Perhaps in a more practical vein, MultiVid, the product of my friends Eric Redlinger (mrmr) and digital magician Marco Tempest (previously seen on CDMo), is an actual performance tool for synchronizing screens. It’s offered without support, but it’s free, and Marco has used it in his own performance work, so it’s been tested in real-world situations.

MultiVid iPhone Application (Sneak Preview) from Marco Tempest on Vimeo.

MultiVid is a multi-screen synchronization playback solution for the iPhone and the iPodTouch.

MultiVid is designed for economic playback of video content in multi-screen synchronization applications for theatrical performances and for visual artists.

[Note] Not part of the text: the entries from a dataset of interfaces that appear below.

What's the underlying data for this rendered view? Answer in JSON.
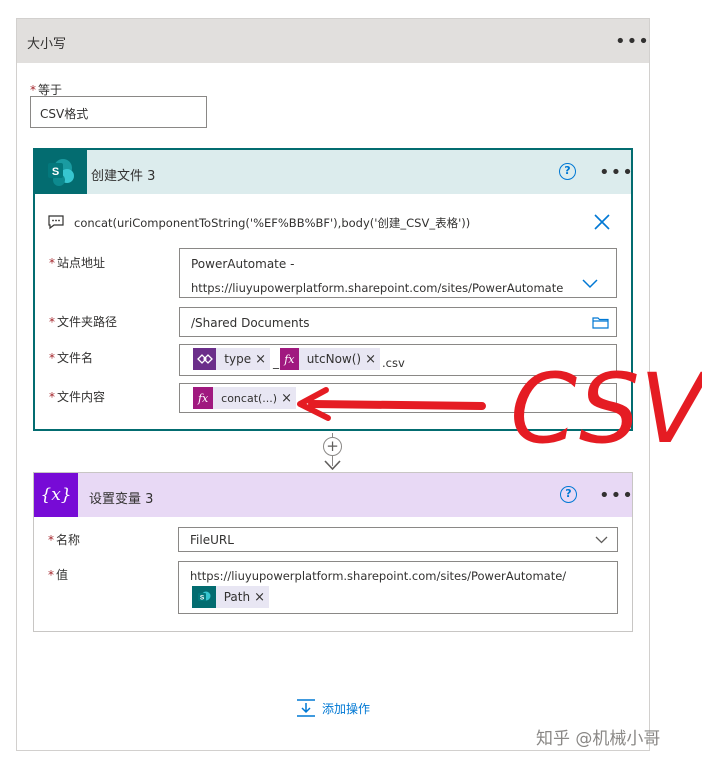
{
  "condition_block": {
    "title": "大小写",
    "equals_label": "等于",
    "equals_value": "CSV格式"
  },
  "create_file": {
    "title": "创建文件 3",
    "help": "?",
    "expression": "concat(uriComponentToString('%EF%BB%BF'),body('创建_CSV_表格'))",
    "site_label": "站点地址",
    "site_line1": "PowerAutomate -",
    "site_line2": "https://liuyupowerplatform.sharepoint.com/sites/PowerAutomate",
    "folder_label": "文件夹路径",
    "folder_value": "/Shared Documents",
    "filename_label": "文件名",
    "filename_token1": "type",
    "filename_sep": "_",
    "filename_token2": "utcNow()",
    "filename_suffix": ".csv",
    "content_label": "文件内容",
    "content_token": "concat(...)"
  },
  "set_variable": {
    "title": "设置变量 3",
    "help": "?",
    "name_label": "名称",
    "name_value": "FileURL",
    "value_label": "值",
    "value_text": "https://liuyupowerplatform.sharepoint.com/sites/PowerAutomate/",
    "value_token": "Path"
  },
  "add_action_label": "添加操作",
  "annotation_text": "CSV",
  "watermark": "知乎 @机械小哥",
  "colors": {
    "sharepoint": "#036c70",
    "variable": "#770bd6",
    "expression": "#a0197f",
    "annotation": "#e51c23",
    "link": "#0078d4"
  }
}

Quicktime encoded MP4 video files can triggered to play in sync across multiple iPods/iPhones and to external screens. Triggering can be initiated from a iPhone / iPod Touch device or from the external OS X control software (separate download).

MultiVid is FREE ! Get it at the AppStore.

Manual and Server Software:
marcotempest.com/multivid

Special thanks to Eric Redlinger (the genius behind mrmr) for his programming magic and networking wizardry.

MultiVid Instructions [iPhone] from Marco Tempest on Vimeo.

You need an all-Apple setup in this case to make it work, which makes me wonder if we shouldn’t just have a multi-platform, OSC-based network protocol for sync on screens. It gets especially interesting with the coming advent of Google TV, which applies the Android platform to devices with HDMI out, and the proliferation of gadgets running various OSes (iPad, Android, Chrome OS, Windows, Web OS) that may support HDMI out.

Thoughts on how that might look? And anyone using MultiVid, would love to know what you do with it!